• What to work on
Whatever the lines below say, output them exactly.

• Material for this task
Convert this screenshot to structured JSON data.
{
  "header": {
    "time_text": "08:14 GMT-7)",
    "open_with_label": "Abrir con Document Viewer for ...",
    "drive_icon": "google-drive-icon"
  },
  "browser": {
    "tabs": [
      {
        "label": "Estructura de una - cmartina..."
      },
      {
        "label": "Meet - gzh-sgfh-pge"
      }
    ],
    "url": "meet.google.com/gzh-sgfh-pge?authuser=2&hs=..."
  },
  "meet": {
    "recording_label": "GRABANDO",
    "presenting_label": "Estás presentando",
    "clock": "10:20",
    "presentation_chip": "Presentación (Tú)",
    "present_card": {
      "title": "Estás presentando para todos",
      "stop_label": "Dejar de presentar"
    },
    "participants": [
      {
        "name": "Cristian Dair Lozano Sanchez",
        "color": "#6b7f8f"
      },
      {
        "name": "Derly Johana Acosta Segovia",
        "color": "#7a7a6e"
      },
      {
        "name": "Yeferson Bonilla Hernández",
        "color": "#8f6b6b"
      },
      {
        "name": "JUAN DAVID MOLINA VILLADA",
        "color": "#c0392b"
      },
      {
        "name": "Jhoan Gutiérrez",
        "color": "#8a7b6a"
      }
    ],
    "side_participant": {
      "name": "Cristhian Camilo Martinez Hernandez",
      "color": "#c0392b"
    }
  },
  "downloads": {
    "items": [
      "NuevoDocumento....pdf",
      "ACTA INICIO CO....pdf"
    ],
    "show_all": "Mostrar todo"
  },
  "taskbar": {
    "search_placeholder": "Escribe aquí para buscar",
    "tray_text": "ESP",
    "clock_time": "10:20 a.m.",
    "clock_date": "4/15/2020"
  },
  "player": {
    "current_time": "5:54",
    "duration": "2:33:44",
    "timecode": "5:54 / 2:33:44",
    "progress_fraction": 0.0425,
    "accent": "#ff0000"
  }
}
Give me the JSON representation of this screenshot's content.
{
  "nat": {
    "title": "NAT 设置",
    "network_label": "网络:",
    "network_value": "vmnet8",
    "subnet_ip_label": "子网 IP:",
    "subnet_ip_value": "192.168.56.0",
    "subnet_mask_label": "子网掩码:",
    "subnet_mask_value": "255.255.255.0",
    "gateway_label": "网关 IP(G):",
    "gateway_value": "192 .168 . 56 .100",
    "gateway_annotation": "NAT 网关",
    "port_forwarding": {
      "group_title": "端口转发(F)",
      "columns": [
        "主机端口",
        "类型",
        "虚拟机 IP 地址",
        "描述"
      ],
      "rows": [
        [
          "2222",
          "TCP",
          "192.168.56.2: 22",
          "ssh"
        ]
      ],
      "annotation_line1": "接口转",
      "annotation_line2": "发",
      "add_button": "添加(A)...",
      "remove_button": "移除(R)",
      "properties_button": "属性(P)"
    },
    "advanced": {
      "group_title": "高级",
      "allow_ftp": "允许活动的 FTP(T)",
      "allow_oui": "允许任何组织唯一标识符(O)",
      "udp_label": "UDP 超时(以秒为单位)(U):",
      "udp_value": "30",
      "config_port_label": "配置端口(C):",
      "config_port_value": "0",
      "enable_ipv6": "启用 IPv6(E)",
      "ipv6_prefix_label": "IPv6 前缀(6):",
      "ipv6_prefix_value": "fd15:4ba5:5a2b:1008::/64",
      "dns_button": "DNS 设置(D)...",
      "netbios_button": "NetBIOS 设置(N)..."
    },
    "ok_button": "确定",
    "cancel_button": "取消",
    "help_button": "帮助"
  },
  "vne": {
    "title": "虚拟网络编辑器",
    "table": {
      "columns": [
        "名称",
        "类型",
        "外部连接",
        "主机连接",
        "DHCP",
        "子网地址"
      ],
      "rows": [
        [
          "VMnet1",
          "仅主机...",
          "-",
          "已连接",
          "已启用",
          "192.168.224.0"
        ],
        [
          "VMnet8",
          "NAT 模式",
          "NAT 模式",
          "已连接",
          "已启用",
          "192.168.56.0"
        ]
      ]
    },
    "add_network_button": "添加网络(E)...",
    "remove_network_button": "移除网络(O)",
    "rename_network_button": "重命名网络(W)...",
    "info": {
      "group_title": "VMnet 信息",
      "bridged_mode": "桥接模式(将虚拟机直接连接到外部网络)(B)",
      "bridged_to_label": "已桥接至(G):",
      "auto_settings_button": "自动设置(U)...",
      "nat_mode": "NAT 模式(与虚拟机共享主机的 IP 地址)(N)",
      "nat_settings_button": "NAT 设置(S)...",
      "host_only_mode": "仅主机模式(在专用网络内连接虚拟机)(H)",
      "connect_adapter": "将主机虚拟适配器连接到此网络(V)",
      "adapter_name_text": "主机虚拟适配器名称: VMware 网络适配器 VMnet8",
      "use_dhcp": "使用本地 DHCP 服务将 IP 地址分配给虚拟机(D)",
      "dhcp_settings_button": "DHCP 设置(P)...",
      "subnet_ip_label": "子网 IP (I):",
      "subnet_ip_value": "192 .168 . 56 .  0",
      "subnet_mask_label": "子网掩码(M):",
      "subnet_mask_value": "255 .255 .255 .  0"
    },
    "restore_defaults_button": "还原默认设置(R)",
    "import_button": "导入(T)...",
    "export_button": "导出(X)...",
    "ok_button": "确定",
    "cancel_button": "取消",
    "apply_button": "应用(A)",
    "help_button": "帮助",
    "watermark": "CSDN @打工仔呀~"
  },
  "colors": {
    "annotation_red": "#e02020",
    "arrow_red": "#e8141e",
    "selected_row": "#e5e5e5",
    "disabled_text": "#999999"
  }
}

• Exercise output
Convert this screenshot to structured JSON data.
{
  "header": {
    "time_text": "08:14 GMT-7)",
    "open_with_label": "Abrir con Document Viewer for ...",
    "drive_icon": "google-drive-icon"
  },
  "browser": {
    "tabs": [
      {
        "label": "Estructura de una - cmartina..."
      },
      {
        "label": "Meet - gzh-sgfh-pge"
      }
    ],
    "url": "meet.google.com/gzh-sgfh-pge?authuser=2&hs=..."
  },
  "meet": {
    "recording_label": "GRABANDO",
    "presenting_label": "Estás presentando",
    "clock": "10:20",
    "presentation_chip": "Presentación (Tú)",
    "present_card": {
      "title": "Estás presentando para todos",
      "stop_label": "Dejar de presentar"
    },
    "participants": [
      {
        "name": "Cristian Dair Lozano Sanchez",
        "color": "#6b7f8f"
      },
      {
        "name": "Derly Johana Acosta Segovia",
        "color": "#7a7a6e"
      },
      {
        "name": "Yeferson Bonilla Hernández",
        "color": "#8f6b6b"
      },
      {
        "name": "JUAN DAVID MOLINA VILLADA",
        "color": "#c0392b"
      },
      {
        "name": "Jhoan Gutiérrez",
        "color": "#8a7b6a"
      }
    ],
    "side_participant": {
      "name": "Cristhian Camilo Martinez Hernandez",
      "color": "#c0392b"
    }
  },
  "downloads": {
    "items": [
      "NuevoDocumento....pdf",
      "ACTA INICIO CO....pdf"
    ],
    "show_all": "Mostrar todo"
  },
  "taskbar": {
    "search_placeholder": "Escribe aquí para buscar",
    "tray_text": "ESP",
    "clock_time": "10:20 a.m.",
    "clock_date": "4/15/2020"
  },
  "player": {
    "current_time": "5:54",
    "duration": "2:33:44",
    "timecode": "5:54 / 2:33:44",
    "progress_fraction": 0.0425,
    "accent": "#ff0000"
  }
}
Give me the JSON representation of this screenshot's content.
{
  "nat": {
    "title": "NAT 设置",
    "network_label": "网络:",
    "network_value": "vmnet8",
    "subnet_ip_label": "子网 IP:",
    "subnet_ip_value": "192.168.56.0",
    "subnet_mask_label": "子网掩码:",
    "subnet_mask_value": "255.255.255.0",
    "gateway_label": "网关 IP(G):",
    "gateway_value": "192 .168 . 56 .100",
    "gateway_annotation": "NAT 网关",
    "port_forwarding": {
      "group_title": "端口转发(F)",
      "columns": [
        "主机端口",
        "类型",
        "虚拟机 IP 地址",
        "描述"
      ],
      "rows": [
        [
          "2222",
          "TCP",
          "192.168.56.2: 22",
          "ssh"
        ]
      ],
      "annotation_line1": "接口转",
      "annotation_line2": "发",
      "add_button": "添加(A)...",
      "remove_button": "移除(R)",
      "properties_button": "属性(P)"
    },
    "advanced": {
      "group_title": "高级",
      "allow_ftp": "允许活动的 FTP(T)",
      "allow_oui": "允许任何组织唯一标识符(O)",
      "udp_label": "UDP 超时(以秒为单位)(U):",
      "udp_value": "30",
      "config_port_label": "配置端口(C):",
      "config_port_value": "0",
      "enable_ipv6": "启用 IPv6(E)",
      "ipv6_prefix_label": "IPv6 前缀(6):",
      "ipv6_prefix_value": "fd15:4ba5:5a2b:1008::/64",
      "dns_button": "DNS 设置(D)...",
      "netbios_button": "NetBIOS 设置(N)..."
    },
    "ok_button": "确定",
    "cancel_button": "取消",
    "help_button": "帮助"
  },
  "vne": {
    "title": "虚拟网络编辑器",
    "table": {
      "columns": [
        "名称",
        "类型",
        "外部连接",
        "主机连接",
        "DHCP",
        "子网地址"
      ],
      "rows": [
        [
          "VMnet1",
          "仅主机...",
          "-",
          "已连接",
          "已启用",
          "192.168.224.0"
        ],
        [
          "VMnet8",
          "NAT 模式",
          "NAT 模式",
          "已连接",
          "已启用",
          "192.168.56.0"
        ]
      ]
    },
    "add_network_button": "添加网络(E)...",
    "remove_network_button": "移除网络(O)",
    "rename_network_button": "重命名网络(W)...",
    "info": {
      "group_title": "VMnet 信息",
      "bridged_mode": "桥接模式(将虚拟机直接连接到外部网络)(B)",
      "bridged_to_label": "已桥接至(G):",
      "auto_settings_button": "自动设置(U)...",
      "nat_mode": "NAT 模式(与虚拟机共享主机的 IP 地址)(N)",
      "nat_settings_button": "NAT 设置(S)...",
      "host_only_mode": "仅主机模式(在专用网络内连接虚拟机)(H)",
      "connect_adapter": "将主机虚拟适配器连接到此网络(V)",
      "adapter_name_text": "主机虚拟适配器名称: VMware 网络适配器 VMnet8",
      "use_dhcp": "使用本地 DHCP 服务将 IP 地址分配给虚拟机(D)",
      "dhcp_settings_button": "DHCP 设置(P)...",
      "subnet_ip_label": "子网 IP (I):",
      "subnet_ip_value": "192 .168 . 56 .  0",
      "subnet_mask_label": "子网掩码(M):",
      "subnet_mask_value": "255 .255 .255 .  0"
    },
    "restore_defaults_button": "还原默认设置(R)",
    "import_button": "导入(T)...",
    "export_button": "导出(X)...",
    "ok_button": "确定",
    "cancel_button": "取消",
    "apply_button": "应用(A)",
    "help_button": "帮助",
    "watermark": "CSDN @打工仔呀~"
  },
  "colors": {
    "annotation_red": "#e02020",
    "arrow_red": "#e8141e",
    "selected_row": "#e5e5e5",
    "disabled_text": "#999999"
  }
}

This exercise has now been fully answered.